-- Opening Marker --
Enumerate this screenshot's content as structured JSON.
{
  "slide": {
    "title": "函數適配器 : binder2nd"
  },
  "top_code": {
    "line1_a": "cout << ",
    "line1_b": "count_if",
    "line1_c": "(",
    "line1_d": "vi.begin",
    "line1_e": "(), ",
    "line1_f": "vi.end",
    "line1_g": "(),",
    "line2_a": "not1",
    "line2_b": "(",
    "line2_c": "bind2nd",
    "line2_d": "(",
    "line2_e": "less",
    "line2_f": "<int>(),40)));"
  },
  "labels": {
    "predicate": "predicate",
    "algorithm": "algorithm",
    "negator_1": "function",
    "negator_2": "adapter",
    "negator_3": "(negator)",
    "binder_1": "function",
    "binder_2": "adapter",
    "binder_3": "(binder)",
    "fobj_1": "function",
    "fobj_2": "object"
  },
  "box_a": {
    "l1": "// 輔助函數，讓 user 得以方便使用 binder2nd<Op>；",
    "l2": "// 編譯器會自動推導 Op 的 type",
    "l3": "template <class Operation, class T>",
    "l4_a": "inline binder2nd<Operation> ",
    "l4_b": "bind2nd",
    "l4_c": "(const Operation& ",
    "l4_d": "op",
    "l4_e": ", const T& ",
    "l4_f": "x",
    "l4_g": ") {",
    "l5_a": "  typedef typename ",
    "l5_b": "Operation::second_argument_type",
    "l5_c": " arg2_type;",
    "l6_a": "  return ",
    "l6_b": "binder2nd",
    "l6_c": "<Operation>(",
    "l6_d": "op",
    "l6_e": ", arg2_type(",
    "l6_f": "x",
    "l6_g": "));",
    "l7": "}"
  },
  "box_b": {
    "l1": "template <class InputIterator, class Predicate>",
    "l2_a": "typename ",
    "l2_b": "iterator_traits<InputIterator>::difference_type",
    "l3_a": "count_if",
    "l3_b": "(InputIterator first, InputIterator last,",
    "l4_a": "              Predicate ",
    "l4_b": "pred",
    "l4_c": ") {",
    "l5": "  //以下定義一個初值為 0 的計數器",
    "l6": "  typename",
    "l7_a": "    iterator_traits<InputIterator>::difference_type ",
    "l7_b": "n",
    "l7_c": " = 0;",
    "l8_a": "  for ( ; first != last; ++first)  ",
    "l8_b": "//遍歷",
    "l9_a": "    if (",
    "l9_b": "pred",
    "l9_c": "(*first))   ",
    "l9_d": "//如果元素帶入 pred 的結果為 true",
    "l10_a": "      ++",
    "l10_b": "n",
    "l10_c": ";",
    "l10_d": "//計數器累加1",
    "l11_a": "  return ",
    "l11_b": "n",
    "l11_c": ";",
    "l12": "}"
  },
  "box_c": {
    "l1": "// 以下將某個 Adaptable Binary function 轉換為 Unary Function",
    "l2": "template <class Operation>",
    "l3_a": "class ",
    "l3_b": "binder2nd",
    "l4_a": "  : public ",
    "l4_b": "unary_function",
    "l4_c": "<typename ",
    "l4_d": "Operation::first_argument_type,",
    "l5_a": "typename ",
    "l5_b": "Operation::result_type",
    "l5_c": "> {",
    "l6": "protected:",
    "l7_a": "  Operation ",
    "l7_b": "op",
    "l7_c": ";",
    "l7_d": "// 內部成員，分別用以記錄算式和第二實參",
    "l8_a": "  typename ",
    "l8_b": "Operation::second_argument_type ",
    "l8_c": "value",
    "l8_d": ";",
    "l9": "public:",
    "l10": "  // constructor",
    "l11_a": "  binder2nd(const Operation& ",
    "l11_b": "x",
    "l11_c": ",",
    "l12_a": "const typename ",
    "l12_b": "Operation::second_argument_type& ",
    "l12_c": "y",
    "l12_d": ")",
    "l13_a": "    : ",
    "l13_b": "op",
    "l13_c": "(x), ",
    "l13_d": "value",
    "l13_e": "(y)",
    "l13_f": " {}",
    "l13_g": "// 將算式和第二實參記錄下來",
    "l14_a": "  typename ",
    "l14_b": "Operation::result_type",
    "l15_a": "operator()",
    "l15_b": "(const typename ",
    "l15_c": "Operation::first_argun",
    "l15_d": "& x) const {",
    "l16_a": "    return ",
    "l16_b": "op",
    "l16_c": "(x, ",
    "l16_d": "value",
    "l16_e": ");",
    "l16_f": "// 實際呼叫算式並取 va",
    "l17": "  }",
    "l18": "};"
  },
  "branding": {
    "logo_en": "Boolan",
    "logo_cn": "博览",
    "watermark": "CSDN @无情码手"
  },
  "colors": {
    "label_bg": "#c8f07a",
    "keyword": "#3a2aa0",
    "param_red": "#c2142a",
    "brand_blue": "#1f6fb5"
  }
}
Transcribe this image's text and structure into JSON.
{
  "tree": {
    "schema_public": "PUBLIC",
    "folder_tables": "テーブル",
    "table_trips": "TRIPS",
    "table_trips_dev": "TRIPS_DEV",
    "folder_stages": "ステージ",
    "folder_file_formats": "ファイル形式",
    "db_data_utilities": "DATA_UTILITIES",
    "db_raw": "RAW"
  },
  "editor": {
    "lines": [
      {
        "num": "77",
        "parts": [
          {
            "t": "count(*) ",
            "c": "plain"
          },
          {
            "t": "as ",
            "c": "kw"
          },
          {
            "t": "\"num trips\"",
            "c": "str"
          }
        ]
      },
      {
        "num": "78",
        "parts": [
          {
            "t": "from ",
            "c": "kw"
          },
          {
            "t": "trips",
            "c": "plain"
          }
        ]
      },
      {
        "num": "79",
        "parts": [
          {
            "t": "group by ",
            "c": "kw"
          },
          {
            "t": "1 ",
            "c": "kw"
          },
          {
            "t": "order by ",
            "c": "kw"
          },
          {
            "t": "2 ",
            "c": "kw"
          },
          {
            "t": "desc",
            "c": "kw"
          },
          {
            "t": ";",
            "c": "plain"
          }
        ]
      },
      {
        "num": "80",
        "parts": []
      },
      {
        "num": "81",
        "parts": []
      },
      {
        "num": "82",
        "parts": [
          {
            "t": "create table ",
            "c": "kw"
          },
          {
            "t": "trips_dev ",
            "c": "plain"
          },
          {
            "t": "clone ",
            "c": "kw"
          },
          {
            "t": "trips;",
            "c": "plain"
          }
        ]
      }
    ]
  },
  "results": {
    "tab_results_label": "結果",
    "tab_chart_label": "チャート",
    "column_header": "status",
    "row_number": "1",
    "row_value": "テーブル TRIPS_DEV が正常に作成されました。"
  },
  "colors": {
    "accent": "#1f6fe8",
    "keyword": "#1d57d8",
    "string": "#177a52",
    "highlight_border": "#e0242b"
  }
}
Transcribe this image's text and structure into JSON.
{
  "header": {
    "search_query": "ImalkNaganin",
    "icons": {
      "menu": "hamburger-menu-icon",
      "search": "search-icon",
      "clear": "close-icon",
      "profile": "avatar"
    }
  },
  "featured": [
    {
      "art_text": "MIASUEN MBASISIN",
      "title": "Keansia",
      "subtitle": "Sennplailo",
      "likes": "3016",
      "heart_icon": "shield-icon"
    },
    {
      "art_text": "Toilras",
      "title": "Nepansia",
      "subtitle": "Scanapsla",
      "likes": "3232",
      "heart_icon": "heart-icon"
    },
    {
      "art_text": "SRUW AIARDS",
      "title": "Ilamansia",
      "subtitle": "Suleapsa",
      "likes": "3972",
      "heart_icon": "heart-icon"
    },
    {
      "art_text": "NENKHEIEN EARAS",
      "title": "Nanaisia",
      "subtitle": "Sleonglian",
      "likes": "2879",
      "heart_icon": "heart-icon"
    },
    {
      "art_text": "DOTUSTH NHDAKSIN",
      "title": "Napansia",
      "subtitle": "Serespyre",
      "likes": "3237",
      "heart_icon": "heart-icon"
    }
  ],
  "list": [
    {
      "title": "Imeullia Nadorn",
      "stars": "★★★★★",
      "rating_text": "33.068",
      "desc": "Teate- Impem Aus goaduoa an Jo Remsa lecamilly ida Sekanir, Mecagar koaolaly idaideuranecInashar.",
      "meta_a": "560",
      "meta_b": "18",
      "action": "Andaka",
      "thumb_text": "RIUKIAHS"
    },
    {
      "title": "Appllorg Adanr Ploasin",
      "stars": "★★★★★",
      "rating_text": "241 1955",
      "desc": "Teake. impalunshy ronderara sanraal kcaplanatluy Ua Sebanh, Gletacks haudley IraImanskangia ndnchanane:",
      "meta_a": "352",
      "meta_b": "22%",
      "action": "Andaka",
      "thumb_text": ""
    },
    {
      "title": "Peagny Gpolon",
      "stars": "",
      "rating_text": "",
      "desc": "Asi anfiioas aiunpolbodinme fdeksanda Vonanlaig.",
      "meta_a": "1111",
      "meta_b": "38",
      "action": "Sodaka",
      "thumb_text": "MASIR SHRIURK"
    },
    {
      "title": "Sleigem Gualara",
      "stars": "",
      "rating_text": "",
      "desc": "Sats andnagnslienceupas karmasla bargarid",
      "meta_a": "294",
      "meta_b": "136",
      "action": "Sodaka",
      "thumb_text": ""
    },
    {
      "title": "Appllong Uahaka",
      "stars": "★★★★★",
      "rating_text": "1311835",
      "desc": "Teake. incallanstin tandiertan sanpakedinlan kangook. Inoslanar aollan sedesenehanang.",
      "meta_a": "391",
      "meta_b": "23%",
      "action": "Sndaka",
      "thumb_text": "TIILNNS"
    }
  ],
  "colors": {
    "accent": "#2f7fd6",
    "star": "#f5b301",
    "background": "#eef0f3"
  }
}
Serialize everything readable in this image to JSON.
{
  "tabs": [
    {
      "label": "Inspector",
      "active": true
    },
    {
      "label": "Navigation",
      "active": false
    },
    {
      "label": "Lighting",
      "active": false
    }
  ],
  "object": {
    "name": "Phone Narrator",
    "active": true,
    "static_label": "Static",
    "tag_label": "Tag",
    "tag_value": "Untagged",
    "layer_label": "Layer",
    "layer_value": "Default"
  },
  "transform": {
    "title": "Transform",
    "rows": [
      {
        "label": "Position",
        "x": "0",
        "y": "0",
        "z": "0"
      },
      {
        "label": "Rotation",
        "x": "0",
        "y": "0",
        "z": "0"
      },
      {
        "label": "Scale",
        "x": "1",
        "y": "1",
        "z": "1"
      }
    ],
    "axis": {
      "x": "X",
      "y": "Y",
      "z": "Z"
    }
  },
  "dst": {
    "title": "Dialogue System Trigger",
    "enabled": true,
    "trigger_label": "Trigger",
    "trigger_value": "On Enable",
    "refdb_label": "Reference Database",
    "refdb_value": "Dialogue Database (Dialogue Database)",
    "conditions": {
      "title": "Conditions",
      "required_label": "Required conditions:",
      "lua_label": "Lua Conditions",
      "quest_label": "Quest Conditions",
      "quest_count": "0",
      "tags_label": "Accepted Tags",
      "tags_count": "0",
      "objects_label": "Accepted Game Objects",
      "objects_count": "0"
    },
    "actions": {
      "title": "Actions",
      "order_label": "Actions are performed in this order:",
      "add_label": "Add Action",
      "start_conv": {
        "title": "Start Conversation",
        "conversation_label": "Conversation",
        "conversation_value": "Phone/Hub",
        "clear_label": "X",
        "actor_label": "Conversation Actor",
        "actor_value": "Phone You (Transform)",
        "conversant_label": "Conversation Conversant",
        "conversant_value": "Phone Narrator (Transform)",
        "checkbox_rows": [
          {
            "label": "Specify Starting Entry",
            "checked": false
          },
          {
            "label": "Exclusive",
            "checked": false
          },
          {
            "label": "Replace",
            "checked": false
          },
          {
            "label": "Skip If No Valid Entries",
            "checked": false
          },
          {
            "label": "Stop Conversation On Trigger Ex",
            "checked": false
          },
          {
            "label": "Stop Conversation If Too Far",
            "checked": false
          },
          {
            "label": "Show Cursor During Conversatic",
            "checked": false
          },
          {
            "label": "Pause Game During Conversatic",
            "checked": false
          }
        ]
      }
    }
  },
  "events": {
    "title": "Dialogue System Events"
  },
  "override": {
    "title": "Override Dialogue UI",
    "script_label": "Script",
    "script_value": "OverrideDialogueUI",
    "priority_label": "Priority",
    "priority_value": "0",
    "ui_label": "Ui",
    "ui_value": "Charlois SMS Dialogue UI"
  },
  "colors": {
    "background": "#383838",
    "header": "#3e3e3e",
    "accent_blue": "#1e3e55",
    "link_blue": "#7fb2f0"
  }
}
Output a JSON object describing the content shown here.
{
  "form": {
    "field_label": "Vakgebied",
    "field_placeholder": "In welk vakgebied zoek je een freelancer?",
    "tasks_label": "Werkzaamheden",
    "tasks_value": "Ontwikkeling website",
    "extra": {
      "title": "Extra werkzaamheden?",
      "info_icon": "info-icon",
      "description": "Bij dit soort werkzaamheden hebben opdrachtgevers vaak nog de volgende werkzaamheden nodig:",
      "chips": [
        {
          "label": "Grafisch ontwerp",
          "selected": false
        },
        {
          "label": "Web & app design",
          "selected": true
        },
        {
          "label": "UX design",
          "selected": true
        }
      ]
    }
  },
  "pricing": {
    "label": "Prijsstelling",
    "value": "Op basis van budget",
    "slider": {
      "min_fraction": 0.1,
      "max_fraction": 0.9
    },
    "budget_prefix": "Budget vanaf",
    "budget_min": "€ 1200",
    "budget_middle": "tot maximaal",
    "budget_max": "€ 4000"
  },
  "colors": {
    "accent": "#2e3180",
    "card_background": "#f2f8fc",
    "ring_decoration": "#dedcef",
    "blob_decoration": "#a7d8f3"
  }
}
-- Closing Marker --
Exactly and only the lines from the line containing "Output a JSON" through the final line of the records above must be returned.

Output a JSON object describing the content shown here.
{
  "form": {
    "field_label": "Vakgebied",
    "field_placeholder": "In welk vakgebied zoek je een freelancer?",
    "tasks_label": "Werkzaamheden",
    "tasks_value": "Ontwikkeling website",
    "extra": {
      "title": "Extra werkzaamheden?",
      "info_icon": "info-icon",
      "description": "Bij dit soort werkzaamheden hebben opdrachtgevers vaak nog de volgende werkzaamheden nodig:",
      "chips": [
        {
          "label": "Grafisch ontwerp",
          "selected": false
        },
        {
          "label": "Web & app design",
          "selected": true
        },
        {
          "label": "UX design",
          "selected": true
        }
      ]
    }
  },
  "pricing": {
    "label": "Prijsstelling",
    "value": "Op basis van budget",
    "slider": {
      "min_fraction": 0.1,
      "max_fraction": 0.9
    },
    "budget_prefix": "Budget vanaf",
    "budget_min": "€ 1200",
    "budget_middle": "tot maximaal",
    "budget_max": "€ 4000"
  },
  "colors": {
    "accent": "#2e3180",
    "card_background": "#f2f8fc",
    "ring_decoration": "#dedcef",
    "blob_decoration": "#a7d8f3"
  }
}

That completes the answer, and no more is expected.